WORK TASK :: Search the data for "icon" and copy every matching line.

____________

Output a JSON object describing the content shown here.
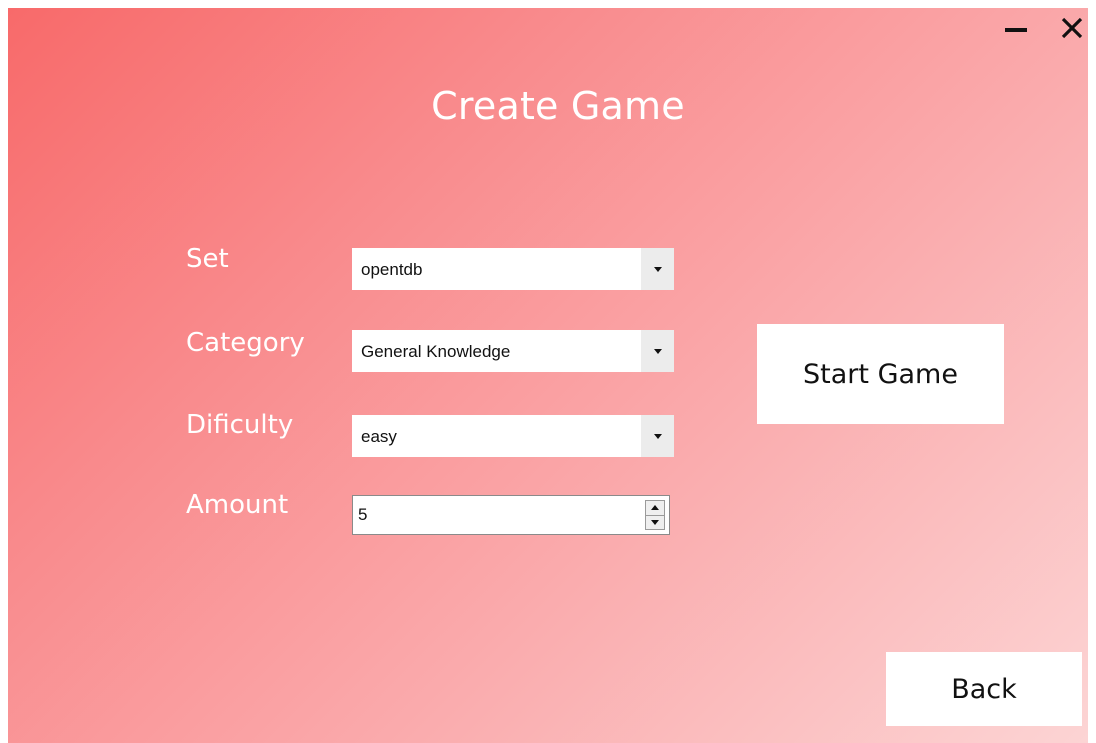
{
  "window": {
    "title": "Create Game",
    "controls": {
      "minimize_icon": "minimize-icon",
      "close_icon": "close-icon"
    },
    "background_gradient": [
      "#f86a6a",
      "#fcd4d4"
    ]
  },
  "form": {
    "set": {
      "label": "Set",
      "value": "opentdb"
    },
    "category": {
      "label": "Category",
      "value": "General Knowledge"
    },
    "difficulty": {
      "label": "Dificulty",
      "value": "easy"
    },
    "amount": {
      "label": "Amount",
      "value": "5"
    }
  },
  "buttons": {
    "start_label": "Start Game",
    "back_label": "Back"
  }
}
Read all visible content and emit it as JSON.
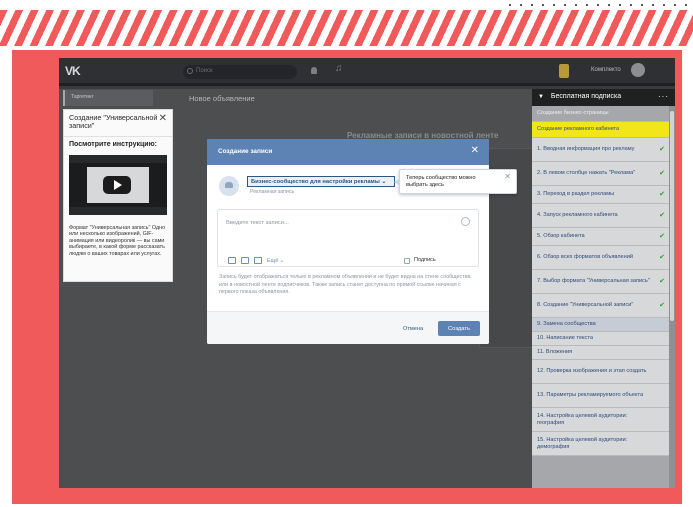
{
  "vk": {
    "logo": "VK",
    "search_placeholder": "Поиск",
    "user_name": "Комплекто"
  },
  "left_nav": {
    "active_item": "Таргетинг"
  },
  "page": {
    "title": "Новое объявление",
    "subtitle": "Рекламные записи в новостной ленте"
  },
  "instructions": {
    "title": "Создание \"Универсальной записи\"",
    "close": "✕",
    "heading": "Посмотрите инструкцию:",
    "text": "Формат \"Универсальная запись\" Одно или несколько изображений, GIF-анимация или видеоролик — вы сами выбираете, в какой форме рассказать людям о ваших товарах или услугах."
  },
  "modal": {
    "title": "Создание записи",
    "close": "✕",
    "community": "Бизнес-сообщество для настройки рекламы",
    "community_caret": "⌄",
    "community_sub": "Рекламная запись",
    "text_placeholder": "Введите текст записи...",
    "more_label": "Ещё ⌄",
    "signature_label": "Подпись",
    "note": "Запись будет отображаться только в рекламном объявлении и не будет видна на стене сообщества или в новостной ленте подписчиков. Также запись станет доступна по прямой ссылке начиная с первого показа объявления.",
    "cancel": "Отмена",
    "create": "Создать"
  },
  "tooltip": {
    "text": "Теперь сообщество можно выбрать здесь",
    "close": "✕"
  },
  "sidebar": {
    "header": "Бесплатная подписка",
    "menu": "···",
    "items": [
      {
        "label": "Создание бизнес-страницы",
        "state": "gray"
      },
      {
        "label": "Создание рекламного кабинета",
        "state": "highlight"
      },
      {
        "label": "1. Вводная информация про рекламу",
        "state": "done"
      },
      {
        "label": "2. В левом столбце нажать \"Реклама\"",
        "state": "done"
      },
      {
        "label": "3. Переход в раздел рекламы",
        "state": "done"
      },
      {
        "label": "4. Запуск рекламного кабинета",
        "state": "done"
      },
      {
        "label": "5. Обзор кабинета",
        "state": "done"
      },
      {
        "label": "6. Обзор всех форматов объявлений",
        "state": "done"
      },
      {
        "label": "7. Выбор формата \"Универсальная запись\"",
        "state": "done"
      },
      {
        "label": "8. Создание \"Универсальной записи\"",
        "state": "done"
      },
      {
        "label": "9. Замена сообщества",
        "state": "current"
      },
      {
        "label": "10. Написание текста",
        "state": "todo"
      },
      {
        "label": "11. Вложения",
        "state": "todo"
      },
      {
        "label": "12. Проверка изображения и этап создать",
        "state": "todo"
      },
      {
        "label": "13. Параметры рекламируемого объекта",
        "state": "todo"
      },
      {
        "label": "14. Настройка целевой аудитории: география",
        "state": "todo"
      },
      {
        "label": "15. Настройка целевой аудитории: демография",
        "state": "todo"
      }
    ],
    "check": "✔"
  },
  "colors": {
    "frame": "#f05a5a",
    "modal_header": "#5d82b4",
    "highlight": "#f2e51a",
    "current_item": "#c6ccd6",
    "check": "#2e9e2e"
  }
}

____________

REPLY TO THE TASK ::
      "minimize_icon": "minimize-icon",
      "close_icon": "close-icon"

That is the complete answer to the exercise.